Myths and truth



Myth:

'Gay Travellers are all effeminate, promiscuous and bitchy. Lesbian Travellers are all butch, dress-dodging man-haters.'

Truth:

Just like the Travelling community itself and the broader community, the Gay people within it are as varied in appearance and behaviour as anyone else. Their beliefs and values have as broad a range as you can imagine. Stereotypes do originally lead back to some sort of fact, but they tends to be based around the most visible and loudest element of a group, or the ones that grab media attention. It’s human nature to want to label things so that we can make sense of the outside world. Putting all gay people, or Travellers in a box and thinking of them in a blanket way makes it easier to deal with the unknown.

Stereotyping is categorising someone based on a mental image, rather then one presented by an individual.




Myth:

'Gay people only go to gay bars. They like clubbing, dance music and taking drugs.'

Truth

Many gay people enjoy gay venues for a number of reasons. As mentioned in The first myth buster, gay people are a diverse bunch just like straight people, and as likely to be into rock music and stamp collecting as they are clubbing and drinking games. Being gay doesn't mean you have to join a special club with behaviour guidelines, nor does it mean you need to abandon and ignore your heritage and culture. If you prefer a quiet chat and a coffee to a noisy night of clubbing, then go for it. Don't be defined by your sexuality and what some people think it encompasses - just be yourself!




Myth:

'In a gay relationship, who plays the man and who plays the woman?'

Truth:

Because we're raised to think of a relationship in male-female role terms, people assume these roles are copied in a same-sex relationship.
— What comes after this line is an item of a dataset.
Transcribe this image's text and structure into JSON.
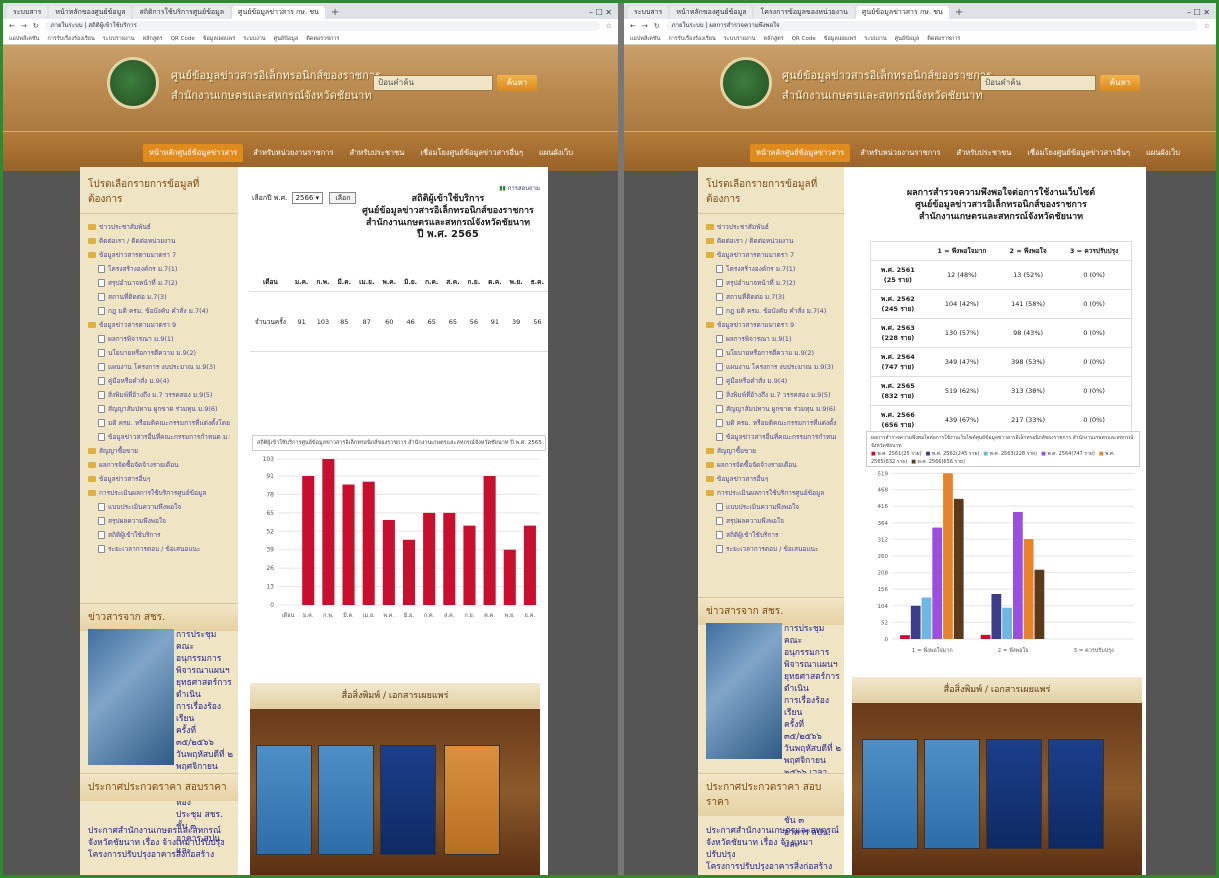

People might assume there is a female (passive, penetrated) and male (dominant, penetrator) role in the bedroom of a same-sex male relationship, or that one woman in a lesbian relationship is butch and manly while the other is feminine.

These sort of ideas about relationship roles are very old fashioned, whether looking at a Gay or Straight relationship. Again, people are very diverse and they create diverse relationships with unique qualities.




Myth:

'Gay Travellers can't have "real" relationships like straight people can.'

Truth:

Some people view same-sex relationships are inferior or 'not the real thing'. Some view being gay as a weird sexual fetish rather than someone's sexuality, and think that real romantic love can only be found with someone of the opposite sex. This is especially common in the psychosocial mind-set of the Travelling community.

Gay people can fall in love and have wonderful relationships just like heterosexual people can - the feelings are the same. Gay relationships are as likely to succeed or fail as straight relationships, and similarly, it's the people in the relationship who make or break it.

People are capable of real, lasting, romantic love. That means everyone.




Myth:

'Gay Travellers are more prone to mental illness.'

Truth:

Being gay is not a mental health problem itself, but mental health problems among gay people are relatively high.

Gay people, especially those of a minority such as the Travelling community face obstacles and challenges that straight people usually don't. It's tough growing up gay when the world around you and the tradition you were born into may be telling you that it's wrong.

Homophobia and bullying, feelings of isolation and loneliness contribute to poor mental health, which is only increased by the exclusion of Travellers (for both internal and external reasons) from mainstream society. It's no wonder that some (though far from all) gay people feel unable to cope and develop mental health problems such as depression and anxiety.

But nobody is born depressed or anxious. It's our environment and negative life experiences that can result in these problems, regardless of whether you are gay or straight, Traveller or from the broader community.